and the unintended effect of the Government's fiscal measures like those on rice, wheat, etc. on
customs duties collection meant lower revenue estimates for 2014. ? Since spending plans are
dependent largely on revenues, the decline in spending plans is guided by the need for fiscal prudence and efficiency in the management of our common resources. ?
This necessitated reductions to the operating budgets of every
Executive branch department.
The Budget continues to protect core responsibilities of
government – providing enabling environment that is conducive for job creation, supporting industry, supporting infrastructure
development, providing public safety and caring for the most vulnerable Nigerians.
Of the planned expenditure, a total of N399.69 billion or 9% is earmarked for statutory transfers, N712 billion or 15%
is for debt service, N2.431 trillion or 52%
is for recurrent (non-debt) expenditure while the remaining N1.101 trillion (or N1.267 trillion when elements of capital expenditure in statutory transfers are added) is earmarked for capital expenditure. The capital spending rises to N1.532 trillion (or 31.19% of the total budget) when the capital expenditure component of the statutory transfers and the SURE-P capital budget are added to the regular budget.
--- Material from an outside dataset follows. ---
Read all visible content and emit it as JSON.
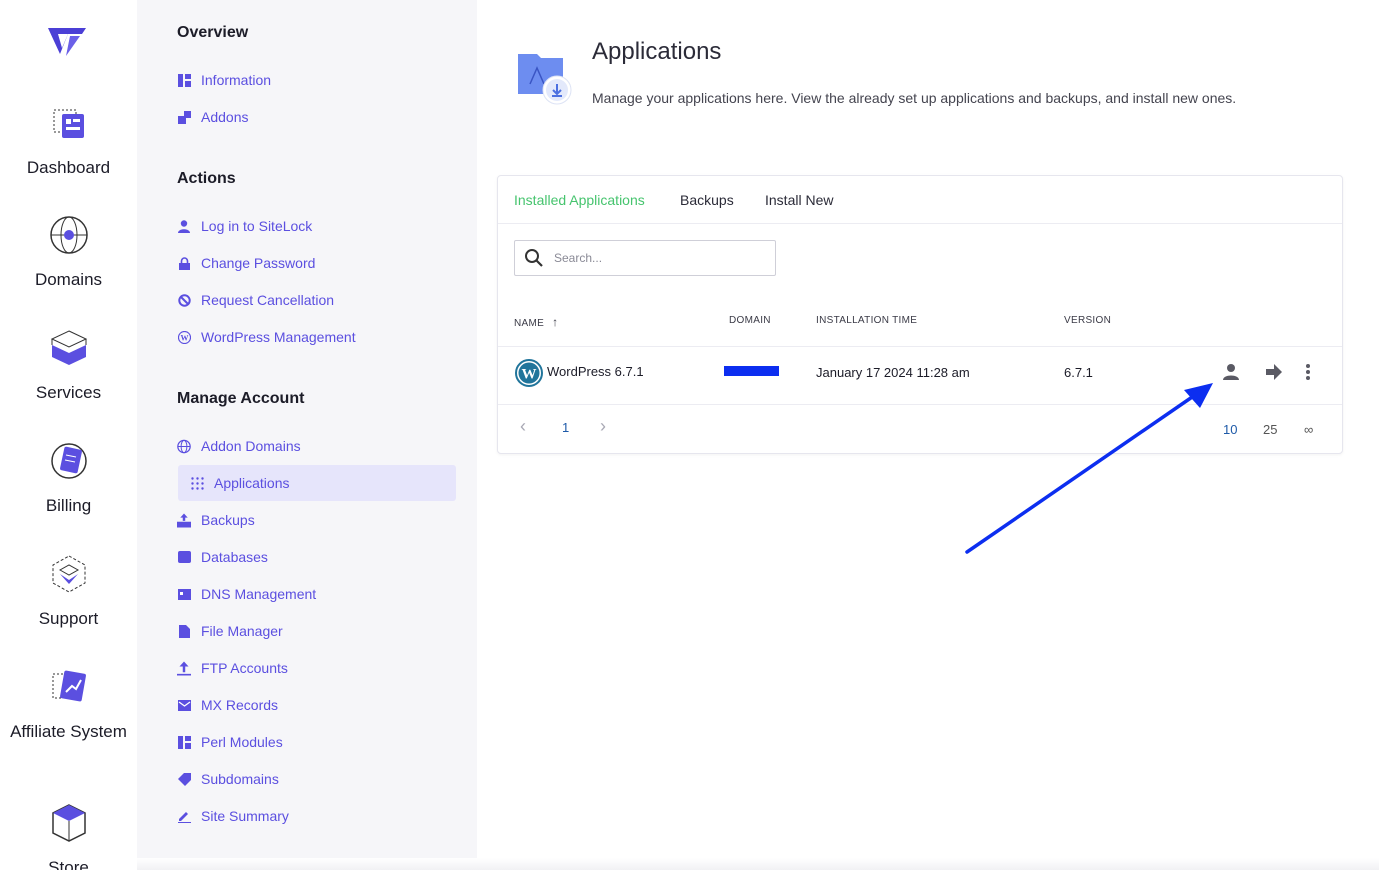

Relative to the huge decline in budget revenue estimates for the fiscal year, the p r o v i s i o n f o r c a p i t a l s p e n d i n g underscores the Federal Government's desire to continue to invest in key developmental infrastructure projects.
The different sectoral allocations are shown in Figure B.2 below:
Of the aggregate statutory transfers as shown in Figure B.3, the Niger Delta Development Commission (NDDC) is expected to get N61.94 billion or 15.5%, the National Judicial Council (NJC) will get N68 billion or 17.01%, and the Universal Basic Education Commission (UBEC) is allocated N70.47 billion or 17.63%. Furthermore, the Independent National Electoral Commission (INEC) is allocated N45 billion or 11.26%, and the Public Complaints Commission is allocated N2.93 billion or 0.73%. Also, the National Human Rights Commission – N1.35 billion or 0.34% while the National Assembly is allocated N150 billion or
Box B-3: Recurrent Expenditure (Why it still dominates Government spending
§The structure of Government expenditure:
§Composition of recurrent expenditure:
In recent years, Government has continued to pay attention to rebalancing the structure of public expenditures from recurrent spending towards capital. Since the 2011 fiscal year, the trend has been progressively turned in favour of capital spending from about 21% to over 32% in 2013. While Government wishes for an even faster turn, the ratio cannot be overturned suddenly due to certain constraints indicated hereunder.
·It is the cost of running public administration such as salaries & wages, overheads, pension expenditures, etc.
·Personnel expenditure currently accounts for over 50% of our recurrent expenditure and about 37% of aggregate expenditure.
·A large portion of the fiscal year's cost of servicing public debts.